“When we talk about mass incarceration, abolition, we don’t think that all these things are supposed to work in tandem. I think it’s very important to have that analysis together because we live in a system that works together every day to find different ways to oppress our communities that are already at the bottom of the barrel.” – Kerbie Joseph

 

“Just part of the mass incarceration itself and that system helped perpetuate the kind of isolation that people feel in communities. When you’ve started to arrest so many people and you create such levels of instability, people in communities don’t know each other anymore in ways that they did.” – Kenyon Farrow

 

Featured Guests:

Esteban Kelly, Executive Director, US Federation of Worker Cooperatives

Kerbie Joseph, Community Organizer, ANSWER (Act Now To Stop War and End Racism) & The Audre Lorde Project

Kenyon Farrow, Senior Editor, TheBody.com

 

————
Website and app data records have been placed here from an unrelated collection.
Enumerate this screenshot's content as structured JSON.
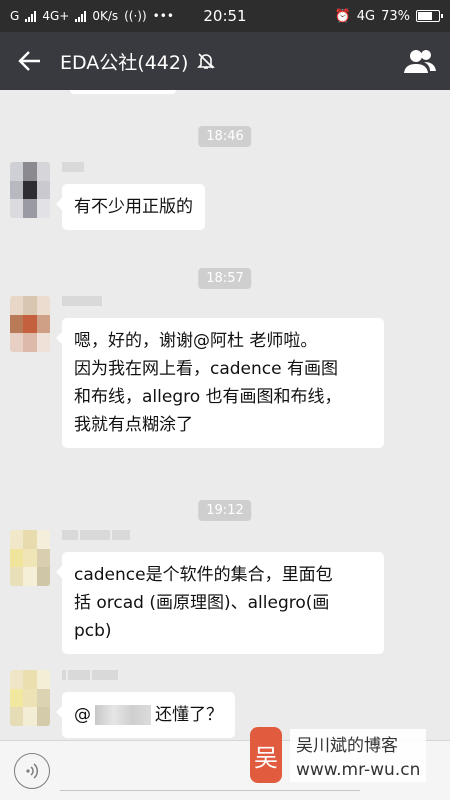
{
  "status_bar": {
    "carrier1": "G",
    "network": "4G+",
    "speed": "0K/s",
    "time": "20:51",
    "network_right": "4G",
    "battery": "73%",
    "battery_level": 0.73
  },
  "title_bar": {
    "title": "EDA公社(442)",
    "icons": {
      "back": "arrow-left-icon",
      "mute": "bell-off-icon",
      "group": "group-members-icon"
    }
  },
  "chat": {
    "messages": [
      {
        "type": "time",
        "text": "18:46"
      },
      {
        "type": "message",
        "text": "有不少用正版的"
      },
      {
        "type": "time",
        "text": "18:57"
      },
      {
        "type": "message",
        "lines": [
          "嗯，好的，谢谢@阿杜   老师啦。",
          "因为我在网上看，cadence 有画图",
          "和布线，allegro 也有画图和布线，",
          "我就有点糊涂了"
        ]
      },
      {
        "type": "time",
        "text": "19:12"
      },
      {
        "type": "message",
        "lines": [
          "cadence是个软件的集合，里面包",
          "括 orcad (画原理图)、allegro(画",
          "pcb)"
        ]
      },
      {
        "type": "message",
        "prefix": "@",
        "suffix": "还懂了？"
      }
    ]
  },
  "input_bar": {
    "voice_icon": "voice-icon"
  },
  "watermark": {
    "logo": "吴",
    "name": "吴川斌的博客",
    "url": "www.mr-wu.cn"
  }
}
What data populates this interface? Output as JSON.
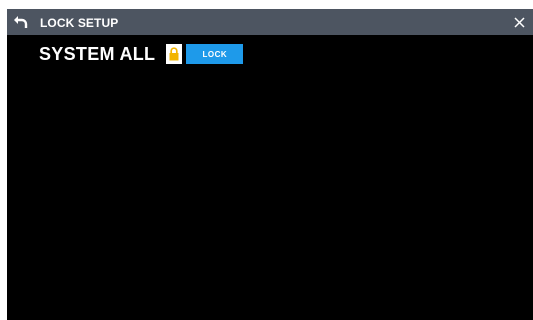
{
  "header": {
    "title": "LOCK SETUP",
    "back_icon": "back-arrow-icon",
    "close_icon": "close-icon"
  },
  "lock_row": {
    "label": "SYSTEM ALL",
    "icon": "padlock-icon",
    "button_label": "LOCK",
    "state": "unlocked"
  },
  "colors": {
    "background": "#000000",
    "titlebar": "#4d5561",
    "accent": "#1e9aea",
    "lock_icon": "#f2b400"
  }
}
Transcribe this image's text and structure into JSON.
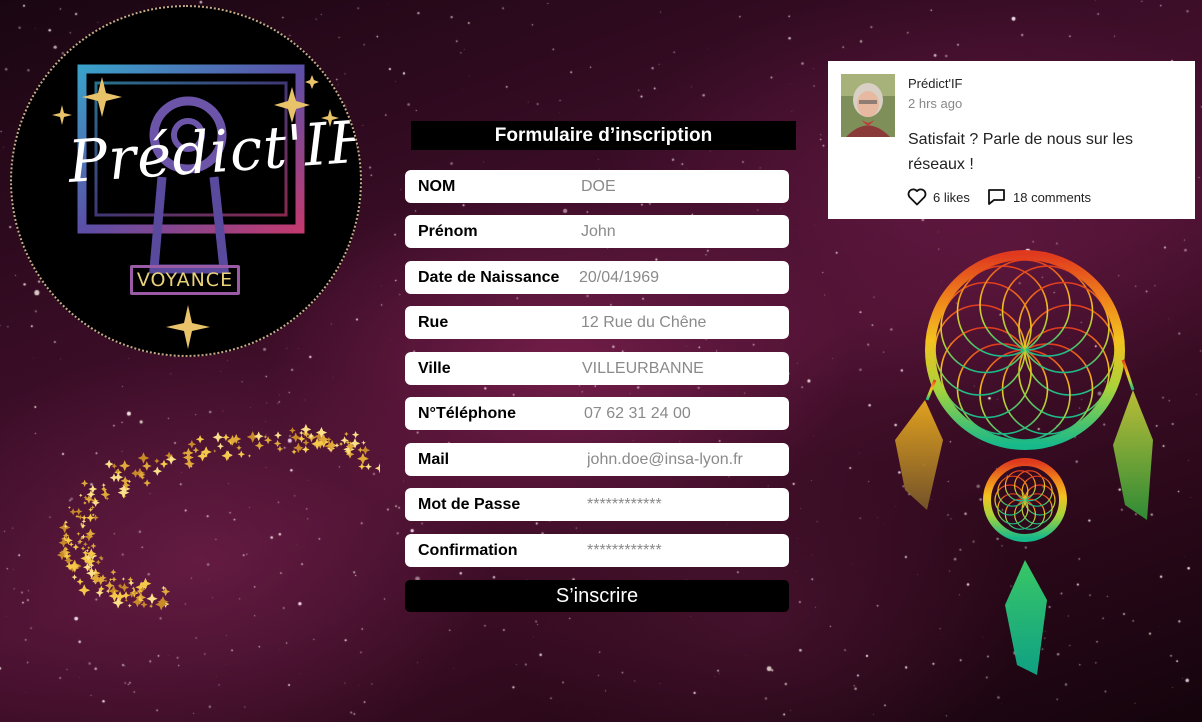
{
  "logo": {
    "title": "Prédict'IF",
    "subtitle": "VOYANCE"
  },
  "form": {
    "title": "Formulaire d’inscription",
    "fields": [
      {
        "label": "NOM",
        "value": "DOE"
      },
      {
        "label": "Prénom",
        "value": "John"
      },
      {
        "label": "Date de Naissance",
        "value": "20/04/1969"
      },
      {
        "label": "Rue",
        "value": "12 Rue du Chêne"
      },
      {
        "label": "Ville",
        "value": "VILLEURBANNE"
      },
      {
        "label": "N°Téléphone",
        "value": "07 62 31 24 00"
      },
      {
        "label": "Mail",
        "value": "john.doe@insa-lyon.fr"
      },
      {
        "label": "Mot de Passe",
        "value": "************"
      },
      {
        "label": "Confirmation",
        "value": "************"
      }
    ],
    "submit_label": "S’inscrire"
  },
  "post": {
    "author": "Prédict'IF",
    "time": "2 hrs ago",
    "text": "Satisfait ? Parle de nous sur les réseaux !",
    "likes": "6 likes",
    "comments": "18 comments",
    "like_icon": "heart-icon",
    "comment_icon": "comment-icon"
  },
  "colors": {
    "form_header_bg": "#000000",
    "field_bg": "#ffffff",
    "field_value": "#8a8a8a",
    "accent_gold": "#e8c36a"
  }
}
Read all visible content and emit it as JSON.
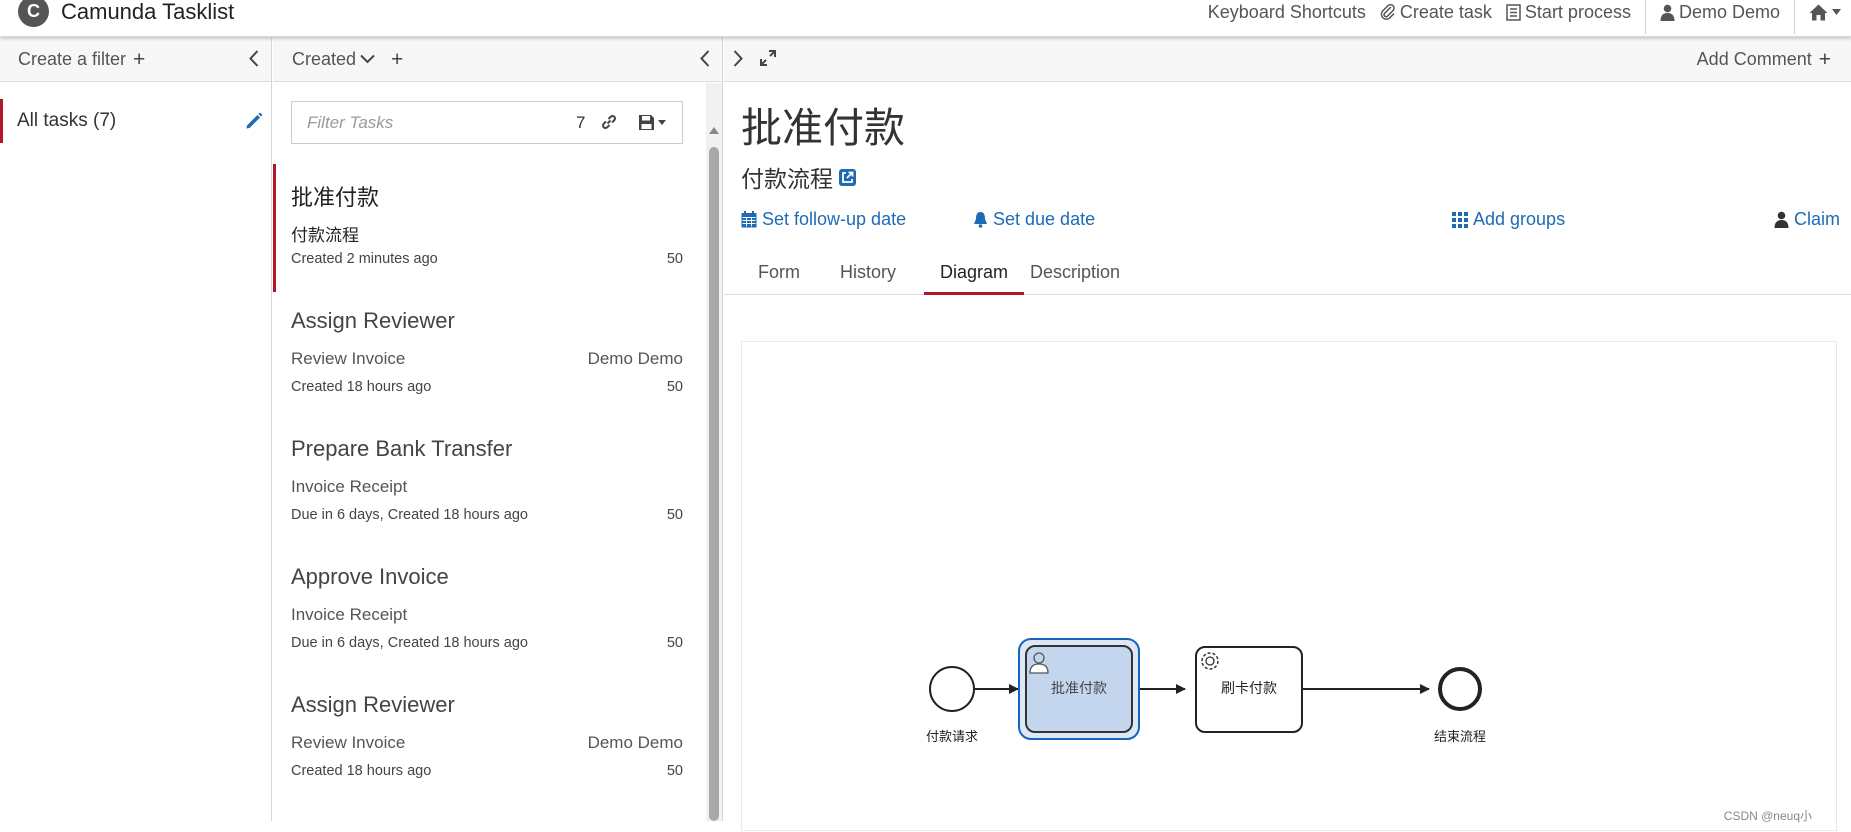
{
  "app": {
    "title": "Camunda Tasklist",
    "logo_letter": "C"
  },
  "topnav": {
    "keyboard_shortcuts": "Keyboard Shortcuts",
    "create_task": "Create task",
    "start_process": "Start process",
    "user": "Demo Demo"
  },
  "filters": {
    "create_label": "Create a filter",
    "items": [
      {
        "label": "All tasks (7)"
      }
    ]
  },
  "list": {
    "sort_label": "Created",
    "filter_placeholder": "Filter Tasks",
    "filter_count": "7",
    "tasks": [
      {
        "name": "批准付款",
        "process": "付款流程",
        "assignee": "",
        "meta": "Created 2 minutes ago",
        "priority": "50"
      },
      {
        "name": "Assign Reviewer",
        "process": "Review Invoice",
        "assignee": "Demo Demo",
        "meta": "Created 18 hours ago",
        "priority": "50"
      },
      {
        "name": "Prepare Bank Transfer",
        "process": "Invoice Receipt",
        "assignee": "",
        "meta": "Due in 6 days, Created 18 hours ago",
        "priority": "50"
      },
      {
        "name": "Approve Invoice",
        "process": "Invoice Receipt",
        "assignee": "",
        "meta": "Due in 6 days, Created 18 hours ago",
        "priority": "50"
      },
      {
        "name": "Assign Reviewer",
        "process": "Review Invoice",
        "assignee": "Demo Demo",
        "meta": "Created 18 hours ago",
        "priority": "50"
      }
    ]
  },
  "detail": {
    "add_comment": "Add Comment",
    "title": "批准付款",
    "process": "付款流程",
    "actions": {
      "follow_up": "Set follow-up date",
      "due": "Set due date",
      "groups": "Add groups",
      "claim": "Claim"
    },
    "tabs": [
      "Form",
      "History",
      "Diagram",
      "Description"
    ],
    "active_tab": "Diagram",
    "diagram": {
      "start_event": "付款请求",
      "user_task": "批准付款",
      "service_task": "刷卡付款",
      "end_event": "结束流程"
    }
  },
  "watermark": "CSDN @neuq小",
  "colors": {
    "accent": "#b5152b",
    "link": "#1d6bb5",
    "task_highlight": "#c4d6ee",
    "task_border": "#1565c0"
  },
  "icons": [
    "user-icon",
    "home-icon",
    "paperclip-icon",
    "list-icon",
    "pencil-icon",
    "link-icon",
    "save-icon",
    "calendar-icon",
    "bell-icon",
    "grid-icon",
    "external-link-icon",
    "expand-icon",
    "user-task-icon",
    "gear-icon"
  ]
}
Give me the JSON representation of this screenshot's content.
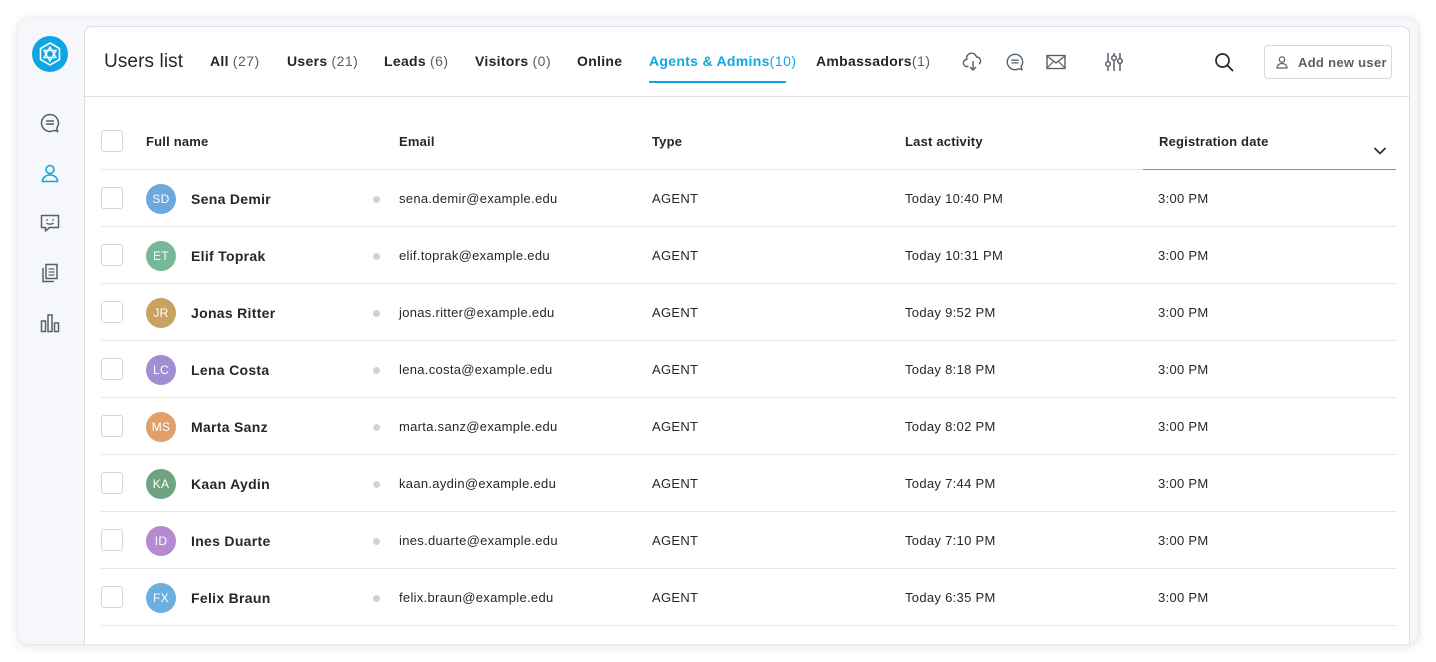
{
  "sidebar": {
    "logo_icon": "hexagon-logo-icon",
    "items": [
      {
        "name": "conversations",
        "icon": "chat-bubble-icon",
        "active": false
      },
      {
        "name": "users",
        "icon": "user-icon",
        "active": true
      },
      {
        "name": "chatbot",
        "icon": "smiley-chat-icon",
        "active": false
      },
      {
        "name": "articles",
        "icon": "documents-icon",
        "active": false
      },
      {
        "name": "reports",
        "icon": "bar-chart-icon",
        "active": false
      }
    ]
  },
  "header": {
    "title": "Users list",
    "tabs": [
      {
        "label": "All",
        "count": "(27)",
        "active": false
      },
      {
        "label": "Users",
        "count": "(21)",
        "active": false
      },
      {
        "label": "Leads",
        "count": "(6)",
        "active": false
      },
      {
        "label": "Visitors",
        "count": "(0)",
        "active": false
      },
      {
        "label": "Online",
        "count": "",
        "active": false
      },
      {
        "label": "Agents & Admins",
        "count": "(10)",
        "active": true
      },
      {
        "label": "Ambassadors",
        "count": "(1)",
        "active": false
      }
    ],
    "tool_icons": [
      "cloud-download-icon",
      "chat-bubble-icon",
      "envelope-icon",
      "filter-sliders-icon"
    ],
    "search_icon": "search-icon",
    "add_button_label": "Add new user"
  },
  "colors": {
    "accent": "#0da6e3",
    "text": "#24272a",
    "muted": "#566069",
    "border": "#dbdee2"
  },
  "table": {
    "columns": {
      "full_name": "Full name",
      "email": "Email",
      "type": "Type",
      "last_activity": "Last activity",
      "registration_date": "Registration date"
    },
    "rows": [
      {
        "initials": "SD",
        "color": "#6aa8dd",
        "name": "Sena Demir",
        "email": "sena.demir@example.edu",
        "type": "AGENT",
        "last_activity": "Today 10:40 PM",
        "registration": "3:00 PM"
      },
      {
        "initials": "ET",
        "color": "#76b897",
        "name": "Elif Toprak",
        "email": "elif.toprak@example.edu",
        "type": "AGENT",
        "last_activity": "Today 10:31 PM",
        "registration": "3:00 PM"
      },
      {
        "initials": "JR",
        "color": "#c9a25f",
        "name": "Jonas Ritter",
        "email": "jonas.ritter@example.edu",
        "type": "AGENT",
        "last_activity": "Today 9:52 PM",
        "registration": "3:00 PM"
      },
      {
        "initials": "LC",
        "color": "#9f8fd0",
        "name": "Lena Costa",
        "email": "lena.costa@example.edu",
        "type": "AGENT",
        "last_activity": "Today 8:18 PM",
        "registration": "3:00 PM"
      },
      {
        "initials": "MS",
        "color": "#e0a06a",
        "name": "Marta Sanz",
        "email": "marta.sanz@example.edu",
        "type": "AGENT",
        "last_activity": "Today 8:02 PM",
        "registration": "3:00 PM"
      },
      {
        "initials": "KA",
        "color": "#6fa481",
        "name": "Kaan Aydin",
        "email": "kaan.aydin@example.edu",
        "type": "AGENT",
        "last_activity": "Today 7:44 PM",
        "registration": "3:00 PM"
      },
      {
        "initials": "ID",
        "color": "#b58acf",
        "name": "Ines Duarte",
        "email": "ines.duarte@example.edu",
        "type": "AGENT",
        "last_activity": "Today 7:10 PM",
        "registration": "3:00 PM"
      },
      {
        "initials": "FX",
        "color": "#6caee0",
        "name": "Felix Braun",
        "email": "felix.braun@example.edu",
        "type": "AGENT",
        "last_activity": "Today 6:35 PM",
        "registration": "3:00 PM"
      }
    ]
  }
}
From Laura:

 

It is sometimes said that we can’t be what we cannot see, so are we able to imagine a world without jails and prisons? We’ve heard the mind-blowing statistics. The U.S. is the world’s leader in incarceration. We’ve read about the atrocities that continue to take place in prisons and as a result of being imprisoned. There has been some progress, a growing movement to abolish prisons and jails. They call it abolition. But how and where would we even begin to dismantle this enormous so-called prison-industrial complex, and what are the real solutions that encompass the needs of the vast and diverse communities that have already been harmed?

 

Send this to a friend